▶ What is required: Return only those lines of the material that contain "items".

▶ The data:

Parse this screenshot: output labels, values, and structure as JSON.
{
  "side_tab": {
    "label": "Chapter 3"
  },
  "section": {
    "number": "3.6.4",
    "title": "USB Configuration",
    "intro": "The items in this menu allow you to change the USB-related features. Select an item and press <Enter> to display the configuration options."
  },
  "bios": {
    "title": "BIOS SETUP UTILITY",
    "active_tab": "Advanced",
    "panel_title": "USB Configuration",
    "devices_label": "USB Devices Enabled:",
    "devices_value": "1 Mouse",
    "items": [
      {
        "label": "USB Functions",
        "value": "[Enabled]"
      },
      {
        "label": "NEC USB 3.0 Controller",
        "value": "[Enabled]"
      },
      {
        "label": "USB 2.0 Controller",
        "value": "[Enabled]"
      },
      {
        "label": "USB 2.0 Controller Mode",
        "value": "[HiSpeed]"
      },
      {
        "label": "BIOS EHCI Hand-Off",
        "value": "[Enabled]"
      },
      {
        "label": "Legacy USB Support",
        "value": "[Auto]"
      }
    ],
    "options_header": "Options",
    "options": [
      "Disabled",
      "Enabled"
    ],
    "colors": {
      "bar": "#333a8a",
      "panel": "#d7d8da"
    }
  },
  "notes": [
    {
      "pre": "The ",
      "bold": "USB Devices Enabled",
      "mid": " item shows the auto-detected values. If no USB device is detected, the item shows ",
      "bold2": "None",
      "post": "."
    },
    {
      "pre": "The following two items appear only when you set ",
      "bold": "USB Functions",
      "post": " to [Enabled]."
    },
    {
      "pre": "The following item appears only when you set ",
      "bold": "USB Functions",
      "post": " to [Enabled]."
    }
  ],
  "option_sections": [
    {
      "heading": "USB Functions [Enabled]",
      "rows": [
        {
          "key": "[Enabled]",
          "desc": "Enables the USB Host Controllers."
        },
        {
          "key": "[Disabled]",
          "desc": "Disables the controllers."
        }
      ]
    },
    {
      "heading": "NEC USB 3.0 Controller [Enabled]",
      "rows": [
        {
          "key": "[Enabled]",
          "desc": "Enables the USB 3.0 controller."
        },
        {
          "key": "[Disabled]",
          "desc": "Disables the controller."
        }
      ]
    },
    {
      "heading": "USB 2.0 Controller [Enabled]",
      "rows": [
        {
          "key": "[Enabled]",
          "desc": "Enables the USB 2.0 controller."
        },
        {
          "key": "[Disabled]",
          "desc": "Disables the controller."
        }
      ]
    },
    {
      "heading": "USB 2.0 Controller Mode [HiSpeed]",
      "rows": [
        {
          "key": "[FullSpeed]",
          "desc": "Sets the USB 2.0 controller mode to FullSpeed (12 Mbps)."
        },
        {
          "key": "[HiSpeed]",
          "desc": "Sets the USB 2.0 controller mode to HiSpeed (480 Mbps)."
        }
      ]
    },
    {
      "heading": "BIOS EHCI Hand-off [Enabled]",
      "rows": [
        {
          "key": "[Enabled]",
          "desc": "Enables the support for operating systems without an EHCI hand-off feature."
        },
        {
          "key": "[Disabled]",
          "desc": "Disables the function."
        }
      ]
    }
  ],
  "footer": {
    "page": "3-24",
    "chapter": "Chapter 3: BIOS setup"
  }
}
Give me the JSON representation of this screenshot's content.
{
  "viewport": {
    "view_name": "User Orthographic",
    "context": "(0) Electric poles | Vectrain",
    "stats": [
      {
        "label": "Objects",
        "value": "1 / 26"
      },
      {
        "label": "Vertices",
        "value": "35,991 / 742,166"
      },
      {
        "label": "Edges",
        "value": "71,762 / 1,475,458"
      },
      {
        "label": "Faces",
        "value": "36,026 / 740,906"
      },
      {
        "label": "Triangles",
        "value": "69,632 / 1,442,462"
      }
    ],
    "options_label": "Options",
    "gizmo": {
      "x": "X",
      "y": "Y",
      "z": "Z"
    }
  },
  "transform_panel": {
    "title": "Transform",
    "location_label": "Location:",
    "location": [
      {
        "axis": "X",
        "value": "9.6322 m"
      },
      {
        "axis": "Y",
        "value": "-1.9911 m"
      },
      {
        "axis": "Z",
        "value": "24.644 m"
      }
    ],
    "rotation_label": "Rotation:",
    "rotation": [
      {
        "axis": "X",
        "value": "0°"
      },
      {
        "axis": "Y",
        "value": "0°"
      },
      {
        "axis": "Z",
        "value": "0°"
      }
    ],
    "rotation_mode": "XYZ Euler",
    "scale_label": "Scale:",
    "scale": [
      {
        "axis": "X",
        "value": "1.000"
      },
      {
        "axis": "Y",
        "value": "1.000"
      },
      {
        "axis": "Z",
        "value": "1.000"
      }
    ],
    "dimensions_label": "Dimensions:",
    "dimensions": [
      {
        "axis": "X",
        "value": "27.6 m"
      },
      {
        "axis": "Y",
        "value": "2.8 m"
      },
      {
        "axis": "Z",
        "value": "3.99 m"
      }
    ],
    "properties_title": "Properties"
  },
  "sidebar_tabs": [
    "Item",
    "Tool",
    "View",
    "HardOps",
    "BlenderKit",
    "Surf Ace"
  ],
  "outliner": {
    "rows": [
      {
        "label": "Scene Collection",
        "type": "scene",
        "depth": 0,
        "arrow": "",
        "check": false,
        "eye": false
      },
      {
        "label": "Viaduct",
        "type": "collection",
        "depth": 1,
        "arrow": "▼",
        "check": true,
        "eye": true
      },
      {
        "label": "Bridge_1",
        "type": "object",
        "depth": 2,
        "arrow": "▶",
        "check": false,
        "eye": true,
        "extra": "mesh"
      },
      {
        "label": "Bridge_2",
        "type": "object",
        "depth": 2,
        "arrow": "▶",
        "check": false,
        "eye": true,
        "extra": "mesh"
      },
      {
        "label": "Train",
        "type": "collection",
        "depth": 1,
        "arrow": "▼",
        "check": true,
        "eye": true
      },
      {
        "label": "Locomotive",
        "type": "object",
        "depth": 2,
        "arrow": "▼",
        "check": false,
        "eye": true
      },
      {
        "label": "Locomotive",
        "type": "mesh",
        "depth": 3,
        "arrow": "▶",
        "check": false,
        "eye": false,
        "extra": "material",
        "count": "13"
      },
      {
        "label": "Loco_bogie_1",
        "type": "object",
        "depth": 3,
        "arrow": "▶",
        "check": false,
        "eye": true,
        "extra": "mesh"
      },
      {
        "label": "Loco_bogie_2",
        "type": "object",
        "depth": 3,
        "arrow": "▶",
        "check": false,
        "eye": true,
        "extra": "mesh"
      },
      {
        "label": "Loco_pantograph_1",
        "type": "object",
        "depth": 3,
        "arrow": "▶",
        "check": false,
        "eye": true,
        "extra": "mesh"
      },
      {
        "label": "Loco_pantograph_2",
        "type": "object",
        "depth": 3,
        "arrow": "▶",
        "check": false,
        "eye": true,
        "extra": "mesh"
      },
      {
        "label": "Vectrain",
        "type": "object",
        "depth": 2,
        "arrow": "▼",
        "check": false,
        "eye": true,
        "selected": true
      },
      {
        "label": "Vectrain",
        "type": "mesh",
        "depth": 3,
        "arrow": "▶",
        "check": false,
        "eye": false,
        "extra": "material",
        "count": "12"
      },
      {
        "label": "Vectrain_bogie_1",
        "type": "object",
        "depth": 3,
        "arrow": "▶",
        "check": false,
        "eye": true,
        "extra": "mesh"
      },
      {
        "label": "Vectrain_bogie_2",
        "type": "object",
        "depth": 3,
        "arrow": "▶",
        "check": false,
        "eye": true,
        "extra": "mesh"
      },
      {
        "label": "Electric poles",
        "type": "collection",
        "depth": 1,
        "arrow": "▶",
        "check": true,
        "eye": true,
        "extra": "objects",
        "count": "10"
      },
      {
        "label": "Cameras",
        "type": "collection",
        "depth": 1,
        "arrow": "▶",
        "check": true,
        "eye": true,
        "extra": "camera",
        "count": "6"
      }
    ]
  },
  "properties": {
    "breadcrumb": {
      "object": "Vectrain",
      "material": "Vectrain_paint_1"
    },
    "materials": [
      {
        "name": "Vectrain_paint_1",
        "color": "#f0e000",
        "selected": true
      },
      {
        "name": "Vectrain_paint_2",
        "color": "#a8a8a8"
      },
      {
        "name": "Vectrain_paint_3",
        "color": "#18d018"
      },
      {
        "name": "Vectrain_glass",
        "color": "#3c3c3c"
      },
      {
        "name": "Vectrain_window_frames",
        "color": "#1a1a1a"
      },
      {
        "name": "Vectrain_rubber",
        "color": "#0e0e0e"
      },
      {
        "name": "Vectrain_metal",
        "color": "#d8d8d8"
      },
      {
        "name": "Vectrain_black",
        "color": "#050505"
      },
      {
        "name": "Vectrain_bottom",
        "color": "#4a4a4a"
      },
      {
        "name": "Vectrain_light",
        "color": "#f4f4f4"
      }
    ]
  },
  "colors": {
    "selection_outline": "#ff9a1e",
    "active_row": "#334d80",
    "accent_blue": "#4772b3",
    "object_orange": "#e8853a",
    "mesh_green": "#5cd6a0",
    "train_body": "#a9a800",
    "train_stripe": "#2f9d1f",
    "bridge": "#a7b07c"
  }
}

▶ Exercise response:
    "intro": "The items in this menu allow you to change the USB-related features. Select an item and press <Enter> to display the configuration options."
    "items": [
      "pre": "The following two items appear only when you set ",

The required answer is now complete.